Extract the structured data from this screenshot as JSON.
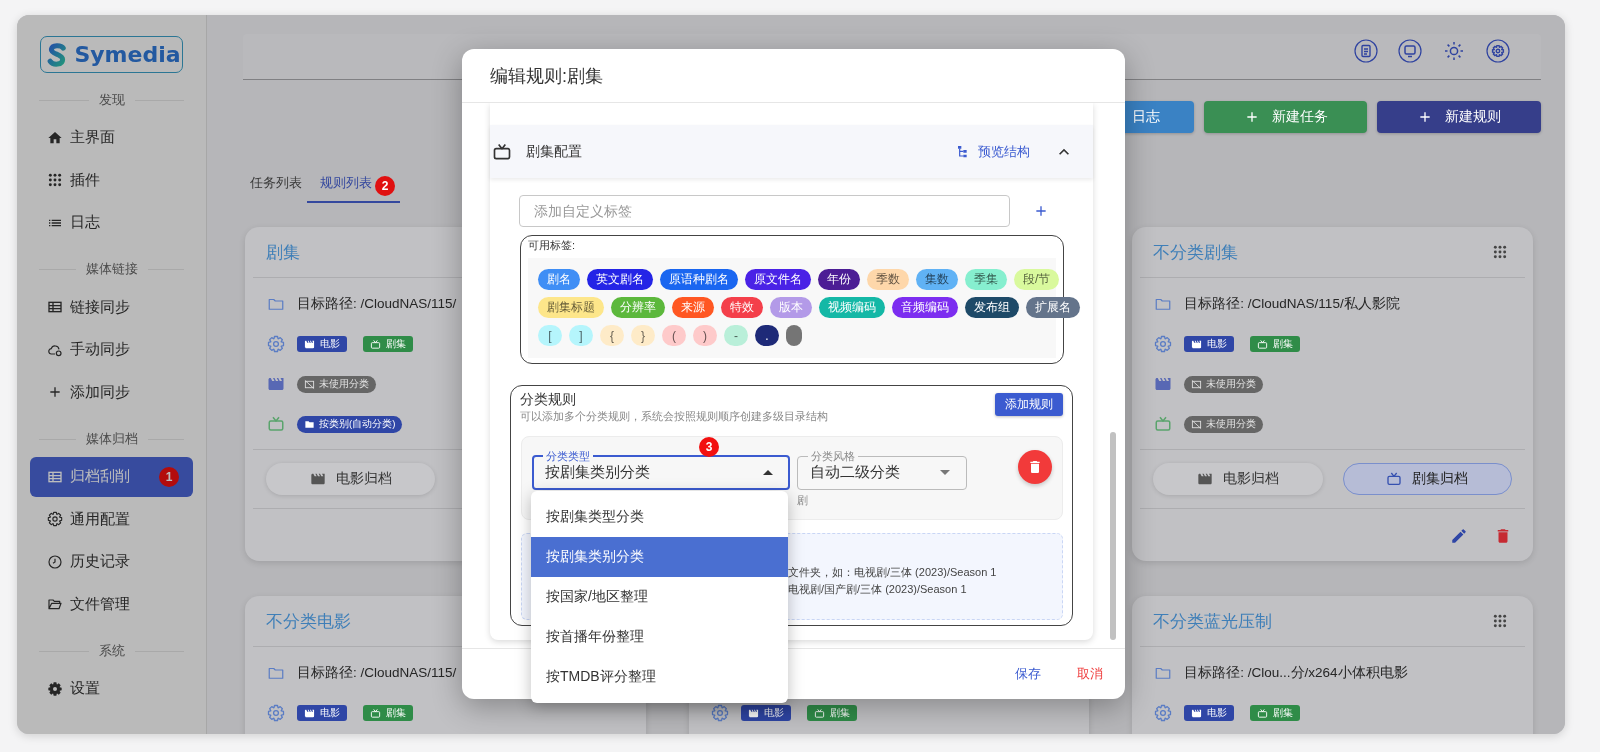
{
  "logo": {
    "text": "Symedia"
  },
  "sidebar": {
    "sections": [
      {
        "heading": "发现",
        "items": [
          {
            "label": "主界面",
            "selected": false
          },
          {
            "label": "插件",
            "selected": false
          },
          {
            "label": "日志",
            "selected": false
          }
        ]
      },
      {
        "heading": "媒体链接",
        "items": [
          {
            "label": "链接同步",
            "selected": false
          },
          {
            "label": "手动同步",
            "selected": false
          },
          {
            "label": "添加同步",
            "selected": false
          }
        ]
      },
      {
        "heading": "媒体归档",
        "items": [
          {
            "label": "归档刮削",
            "selected": true,
            "badge": "1"
          },
          {
            "label": "通用配置",
            "selected": false
          },
          {
            "label": "历史记录",
            "selected": false
          },
          {
            "label": "文件管理",
            "selected": false
          }
        ]
      },
      {
        "heading": "系统",
        "items": [
          {
            "label": "设置",
            "selected": false
          }
        ]
      }
    ]
  },
  "toolbar": {
    "buttons": [
      {
        "label": "日志",
        "kind": "plain",
        "color": "#3a82c4"
      },
      {
        "label": "新建任务",
        "kind": "add",
        "color": "#3a8f54"
      },
      {
        "label": "新建规则",
        "kind": "add",
        "color": "#363e8a"
      }
    ]
  },
  "tabs": [
    {
      "label": "任务列表",
      "selected": false
    },
    {
      "label": "规则列表",
      "selected": true,
      "badge": "2"
    }
  ],
  "card_columns": [
    [
      {
        "title": "剧集",
        "path": "目标路径: /CloudNAS/115/",
        "type_tags": [
          "电影",
          "剧集"
        ],
        "movie_category": {
          "label": "未使用分类",
          "kind": "unused"
        },
        "tv_category": {
          "label": "按类别(自动分类)",
          "kind": "auto"
        },
        "archive_buttons": [
          {
            "label": "电影归档",
            "selected": false
          }
        ]
      },
      {
        "title": "不分类电影",
        "path": "目标路径: /CloudNAS/115/",
        "type_tags": [
          "电影",
          "剧集"
        ]
      }
    ],
    [
      {
        "type_tags": [
          "电影",
          "剧集"
        ]
      }
    ],
    [
      {
        "title": "不分类剧集",
        "drag_handle": true,
        "path": "目标路径: /CloudNAS/115/私人影院",
        "type_tags": [
          "电影",
          "剧集"
        ],
        "movie_category": {
          "label": "未使用分类",
          "kind": "unused"
        },
        "tv_category": {
          "label": "未使用分类",
          "kind": "unused"
        },
        "archive_buttons": [
          {
            "label": "电影归档",
            "selected": false
          },
          {
            "label": "剧集归档",
            "selected": true
          }
        ],
        "actions": true
      },
      {
        "title": "不分类蓝光压制",
        "drag_handle": true,
        "path": "目标路径: /Clou...分/x264小体积电影",
        "type_tags": [
          "电影",
          "剧集"
        ]
      }
    ]
  ],
  "modal": {
    "title": "编辑规则:剧集",
    "section": {
      "title": "剧集配置",
      "expanded": true,
      "preview_button": "预览结构"
    },
    "custom_tag": {
      "placeholder": "添加自定义标签"
    },
    "available_tags": {
      "label": "可用标签:",
      "chip_rows": [
        [
          {
            "label": "剧名",
            "color": "#3f8ef5"
          },
          {
            "label": "英文剧名",
            "color": "#2424e6"
          },
          {
            "label": "原语种剧名",
            "color": "#1a66f0"
          },
          {
            "label": "原文件名",
            "color": "#4a22e6"
          },
          {
            "label": "年份",
            "color": "#4c1d95"
          },
          {
            "label": "季数",
            "color": "#fed7aa"
          },
          {
            "label": "集数",
            "color": "#60b2f5"
          },
          {
            "label": "季集",
            "color": "#86efcf"
          },
          {
            "label": "段/节",
            "color": "#d9f99d"
          }
        ],
        [
          {
            "label": "剧集标题",
            "color": "#fde68a"
          },
          {
            "label": "分辨率",
            "color": "#5cb83c"
          },
          {
            "label": "来源",
            "color": "#ff5722"
          },
          {
            "label": "特效",
            "color": "#f43f4a"
          },
          {
            "label": "版本",
            "color": "#b39ae8"
          },
          {
            "label": "视频编码",
            "color": "#14b8a6"
          },
          {
            "label": "音频编码",
            "color": "#7c2df0"
          },
          {
            "label": "发布组",
            "color": "#1e4a68"
          },
          {
            "label": "扩展名",
            "color": "#64748b"
          }
        ],
        [
          {
            "label": "[",
            "color": "#b5f5fc"
          },
          {
            "label": "]",
            "color": "#b5f5fc"
          },
          {
            "label": "{",
            "color": "#feebc8"
          },
          {
            "label": "}",
            "color": "#feebc8"
          },
          {
            "label": "(",
            "color": "#fecaca"
          },
          {
            "label": ")",
            "color": "#fecaca"
          },
          {
            "label": "-",
            "color": "#b9efd9"
          },
          {
            "label": ".",
            "color": "#1e2a78"
          },
          {
            "color": "#757575"
          }
        ]
      ]
    },
    "rules": {
      "title": "分类规则",
      "description": "可以添加多个分类规则，系统会按照规则顺序创建多级目录结构",
      "add_button": "添加规则",
      "items": [
        {
          "badge": "3",
          "type_field": {
            "label": "分类类型",
            "value": "按剧集类别分类",
            "open": true,
            "options": [
              {
                "label": "按剧集类型分类",
                "selected": false
              },
              {
                "label": "按剧集类别分类",
                "selected": true
              },
              {
                "label": "按国家/地区整理",
                "selected": false
              },
              {
                "label": "按首播年份整理",
                "selected": false
              },
              {
                "label": "按TMDB评分整理",
                "selected": false
              }
            ]
          },
          "style_field": {
            "label": "分类风格",
            "value": "自动二级分类",
            "open": false
          },
          "hint": "剧"
        }
      ],
      "preview": [
        "文件夹，如：电视剧/三体 (2023)/Season 1",
        "电视剧/国产剧/三体 (2023)/Season 1"
      ]
    },
    "footer": {
      "save": "保存",
      "cancel": "取消"
    }
  }
}
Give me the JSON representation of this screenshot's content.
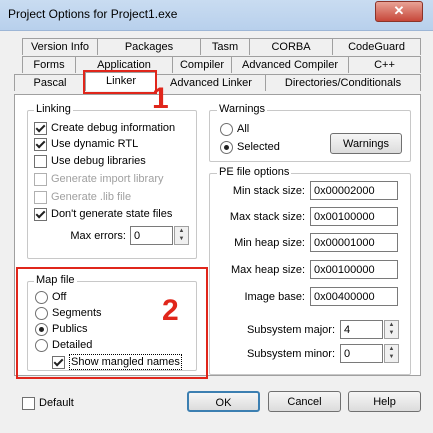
{
  "window": {
    "title": "Project Options for Project1.exe",
    "close_symbol": "✕"
  },
  "tabs": {
    "row1": [
      "Version Info",
      "Packages",
      "Tasm",
      "CORBA",
      "CodeGuard"
    ],
    "row2": [
      "Forms",
      "Application",
      "Compiler",
      "Advanced Compiler",
      "C++"
    ],
    "row3": [
      "Pascal",
      "Linker",
      "Advanced Linker",
      "Directories/Conditionals"
    ],
    "active": "Linker"
  },
  "linking": {
    "title": "Linking",
    "options": [
      {
        "label": "Create debug information",
        "checked": true,
        "enabled": true
      },
      {
        "label": "Use dynamic RTL",
        "checked": true,
        "enabled": true
      },
      {
        "label": "Use debug libraries",
        "checked": false,
        "enabled": true
      },
      {
        "label": "Generate import library",
        "checked": false,
        "enabled": false
      },
      {
        "label": "Generate .lib file",
        "checked": false,
        "enabled": false
      },
      {
        "label": "Don't generate state files",
        "checked": true,
        "enabled": true
      }
    ],
    "max_errors_label": "Max errors:",
    "max_errors_value": "0"
  },
  "warnings": {
    "title": "Warnings",
    "options": [
      {
        "label": "All",
        "selected": false
      },
      {
        "label": "Selected",
        "selected": true
      }
    ],
    "button": "Warnings"
  },
  "pe_file_options": {
    "title": "PE file options",
    "fields": [
      {
        "label": "Min stack size:",
        "value": "0x00002000"
      },
      {
        "label": "Max stack size:",
        "value": "0x00100000"
      },
      {
        "label": "Min heap size:",
        "value": "0x00001000"
      },
      {
        "label": "Max heap size:",
        "value": "0x00100000"
      },
      {
        "label": "Image base:",
        "value": "0x00400000"
      }
    ],
    "subsystem_major_label": "Subsystem major:",
    "subsystem_major_value": "4",
    "subsystem_minor_label": "Subsystem minor:",
    "subsystem_minor_value": "0"
  },
  "map_file": {
    "title": "Map file",
    "options": [
      {
        "label": "Off",
        "selected": false
      },
      {
        "label": "Segments",
        "selected": false
      },
      {
        "label": "Publics",
        "selected": true
      },
      {
        "label": "Detailed",
        "selected": false
      }
    ],
    "show_mangled_label": "Show mangled names",
    "show_mangled_checked": true
  },
  "footer": {
    "default_label": "Default",
    "default_checked": false,
    "ok": "OK",
    "cancel": "Cancel",
    "help": "Help"
  },
  "annotations": {
    "one": "1",
    "two": "2",
    "color": "#e0261b"
  }
}
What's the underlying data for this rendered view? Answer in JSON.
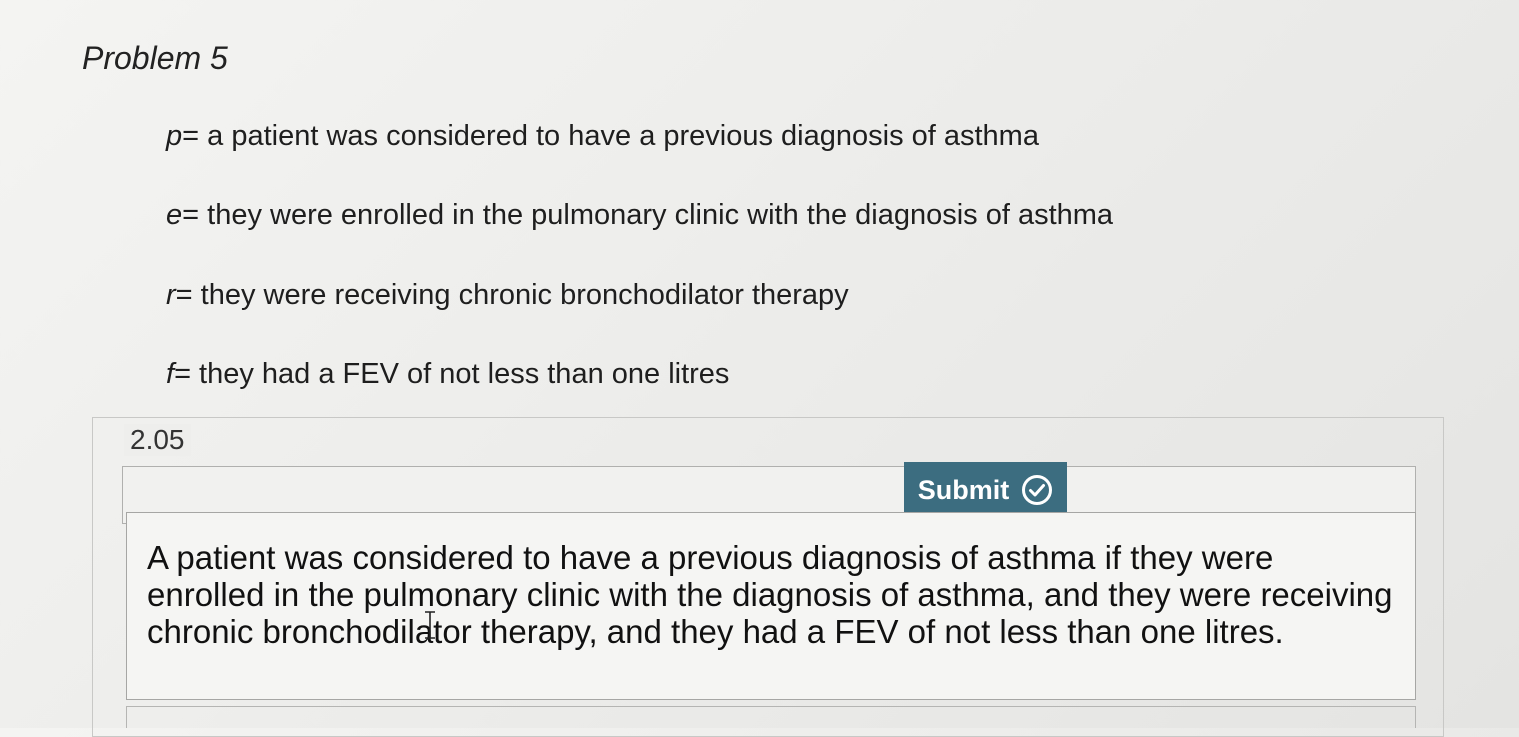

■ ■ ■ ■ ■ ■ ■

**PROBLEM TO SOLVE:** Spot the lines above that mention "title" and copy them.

**OUTPUT OF THE TASK:**
        "title": "剧集",
        "title": "不分类电影",
        "title": "不分类剧集",
        "title": "不分类蓝光压制",
    "title": "编辑规则:剧集",
      "title": "剧集配置",
      "title": "分类规则",
    "title": "Project Options for Project1.exe",
    "title": "Linking",
    "title": "Warnings",
    "title": "PE file options",
    "title": "Map file",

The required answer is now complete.